■ **TASK TO CARRY OUT**
The answer must consist of every line from the entries below that contains the word "this".

■ **DATA FOR REVIEW**
-*-*-

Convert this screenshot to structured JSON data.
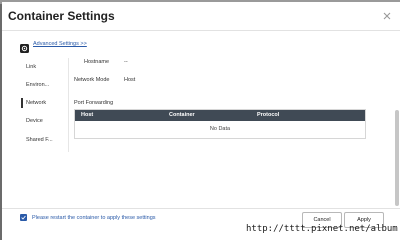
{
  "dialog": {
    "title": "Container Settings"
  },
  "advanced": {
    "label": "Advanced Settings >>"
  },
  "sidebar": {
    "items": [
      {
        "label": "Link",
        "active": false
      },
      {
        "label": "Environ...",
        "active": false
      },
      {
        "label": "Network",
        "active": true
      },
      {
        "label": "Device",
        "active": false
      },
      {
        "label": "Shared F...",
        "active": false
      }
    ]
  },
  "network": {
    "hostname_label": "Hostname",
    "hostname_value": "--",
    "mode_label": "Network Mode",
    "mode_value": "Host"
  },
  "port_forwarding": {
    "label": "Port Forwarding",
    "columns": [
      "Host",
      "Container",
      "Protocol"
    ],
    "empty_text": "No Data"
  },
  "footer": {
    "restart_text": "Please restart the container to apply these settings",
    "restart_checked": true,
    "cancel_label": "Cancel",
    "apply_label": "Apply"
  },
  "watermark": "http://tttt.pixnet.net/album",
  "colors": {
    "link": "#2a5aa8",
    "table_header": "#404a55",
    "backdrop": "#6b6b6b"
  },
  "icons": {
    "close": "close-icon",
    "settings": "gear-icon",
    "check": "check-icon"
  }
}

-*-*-

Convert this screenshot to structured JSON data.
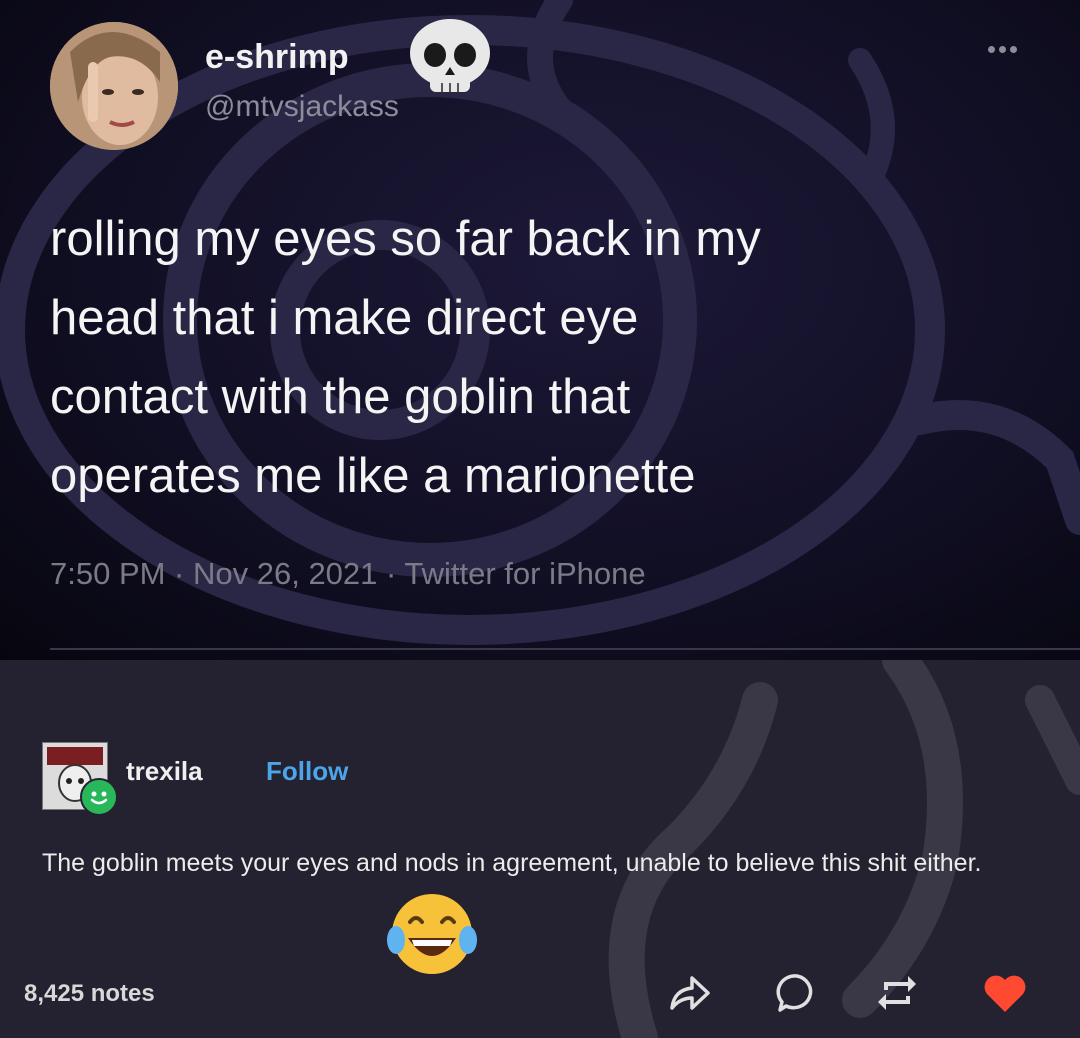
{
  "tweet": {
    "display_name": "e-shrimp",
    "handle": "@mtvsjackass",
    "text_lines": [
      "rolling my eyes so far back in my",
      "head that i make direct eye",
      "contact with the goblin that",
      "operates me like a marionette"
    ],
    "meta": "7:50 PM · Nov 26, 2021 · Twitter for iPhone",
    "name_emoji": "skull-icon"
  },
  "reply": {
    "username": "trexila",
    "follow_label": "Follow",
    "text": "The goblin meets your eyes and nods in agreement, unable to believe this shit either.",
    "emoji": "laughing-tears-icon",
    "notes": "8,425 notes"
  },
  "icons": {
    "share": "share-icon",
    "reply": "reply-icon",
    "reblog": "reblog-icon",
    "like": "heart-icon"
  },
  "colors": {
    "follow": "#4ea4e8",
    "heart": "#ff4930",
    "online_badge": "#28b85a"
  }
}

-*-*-

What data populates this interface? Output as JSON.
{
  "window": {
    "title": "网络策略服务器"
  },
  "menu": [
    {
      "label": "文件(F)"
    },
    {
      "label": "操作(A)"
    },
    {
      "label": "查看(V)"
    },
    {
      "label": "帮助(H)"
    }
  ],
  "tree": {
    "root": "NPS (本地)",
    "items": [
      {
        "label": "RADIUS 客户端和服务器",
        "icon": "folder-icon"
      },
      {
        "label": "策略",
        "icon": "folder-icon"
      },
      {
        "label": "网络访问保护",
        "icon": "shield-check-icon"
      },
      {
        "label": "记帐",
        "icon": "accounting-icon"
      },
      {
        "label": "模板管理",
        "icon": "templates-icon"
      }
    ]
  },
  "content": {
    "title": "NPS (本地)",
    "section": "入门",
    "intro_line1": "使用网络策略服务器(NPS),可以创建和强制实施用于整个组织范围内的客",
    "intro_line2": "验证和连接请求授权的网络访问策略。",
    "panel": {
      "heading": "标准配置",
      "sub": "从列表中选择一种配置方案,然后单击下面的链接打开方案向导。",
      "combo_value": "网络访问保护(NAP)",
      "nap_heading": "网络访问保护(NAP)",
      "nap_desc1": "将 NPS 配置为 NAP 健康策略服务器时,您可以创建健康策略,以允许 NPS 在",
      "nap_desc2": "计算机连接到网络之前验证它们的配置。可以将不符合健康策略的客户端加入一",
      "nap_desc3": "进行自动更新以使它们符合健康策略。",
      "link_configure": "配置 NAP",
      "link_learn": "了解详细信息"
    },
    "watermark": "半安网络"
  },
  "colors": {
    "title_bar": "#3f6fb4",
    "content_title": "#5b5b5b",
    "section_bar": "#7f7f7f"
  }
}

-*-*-

■ **REPLY**
Convert this screenshot to structured JSON data.
Convert this screenshot to structured JSON data.
    "text": "The goblin meets your eyes and nods in agreement, unable to believe this shit either.",
What data populates this interface? Output as JSON.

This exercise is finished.